No.57
No.57, Diplomacy  Mar. 31, 2020

International Politics and Japanese Diplomacy as Seen from Eurasia: An Approach to “Geopolitical Economics” and “Global Governance”

Introduction: A Multipolarizing World and Flexible Thinking I would like to examine the content of international politics in Eurasia and discuss how Japan should conduct its diplomacy in that context. The structure of the international community has begun to change this century, even before the start of the coronavirus crisis. It differs from both the Cold War Era and the world ten years after the end of the Cold War. First, the world is headed toward “mulipolarization.” I consider the rise of China and the return of Russia as “multipolarization” or, more precisely, as a “unipolar–multipolar concurrent system” (“unipolar” signifies the military prominence of the United States). This is the worldview of “G2” (= United States–China bipolar) and “G0” that was frequently talked about some time ago. It can also be seen as a “power transition” or “power shift.” This has been widely discussed ... ... [Read more]
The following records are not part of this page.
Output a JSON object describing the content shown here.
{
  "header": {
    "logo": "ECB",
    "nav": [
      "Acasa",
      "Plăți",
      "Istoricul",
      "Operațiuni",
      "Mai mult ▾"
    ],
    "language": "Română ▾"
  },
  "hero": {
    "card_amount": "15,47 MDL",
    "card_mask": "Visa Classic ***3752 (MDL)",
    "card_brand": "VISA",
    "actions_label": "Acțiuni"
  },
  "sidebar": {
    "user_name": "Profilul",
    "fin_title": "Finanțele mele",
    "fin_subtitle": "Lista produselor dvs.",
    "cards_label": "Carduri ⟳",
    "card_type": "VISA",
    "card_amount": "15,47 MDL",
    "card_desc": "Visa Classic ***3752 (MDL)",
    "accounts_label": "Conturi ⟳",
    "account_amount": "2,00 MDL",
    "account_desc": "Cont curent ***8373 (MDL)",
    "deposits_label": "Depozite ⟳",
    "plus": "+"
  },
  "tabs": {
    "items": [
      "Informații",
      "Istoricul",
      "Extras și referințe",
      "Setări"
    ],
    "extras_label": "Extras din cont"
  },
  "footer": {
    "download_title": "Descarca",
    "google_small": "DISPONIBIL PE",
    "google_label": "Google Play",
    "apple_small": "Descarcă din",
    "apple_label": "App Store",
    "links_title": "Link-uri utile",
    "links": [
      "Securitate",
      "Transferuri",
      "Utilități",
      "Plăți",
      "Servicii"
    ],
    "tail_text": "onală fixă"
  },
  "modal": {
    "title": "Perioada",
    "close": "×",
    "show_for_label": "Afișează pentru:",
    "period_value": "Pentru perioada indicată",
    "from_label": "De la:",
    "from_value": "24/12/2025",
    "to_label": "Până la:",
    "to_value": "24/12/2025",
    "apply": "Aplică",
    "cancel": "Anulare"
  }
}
No.57
No.57, Diplomacy  Mar. 17, 2020

A report on having accompanied the Pope during his stay in Japan—The voice of the voiceless

    Pope Francis visited Japan from November 23 to 26, 2019, staying in Japan for four days. This seems a short stay. But for the Pope, this was a long stay in one particular country. I had heard long before that the Pope might visit Japan. 2019 marked a turning point in the relationship between Japan and the Catholic Church in several ways. Beyond that, however, the author also has the feeling that the Pope intended to transform various political tensions across Asia into harmonious relationships. In fact, the Pope stated in a regular press conference held in flight that he hoped to visit China. The Pope’s visit to Japan was the first one in thirty-eight years, the second after Pope John Paul II’s visit in 1981. Only considering that the Pope’s visit to Japan was an event in the context of the ... ... [Read more]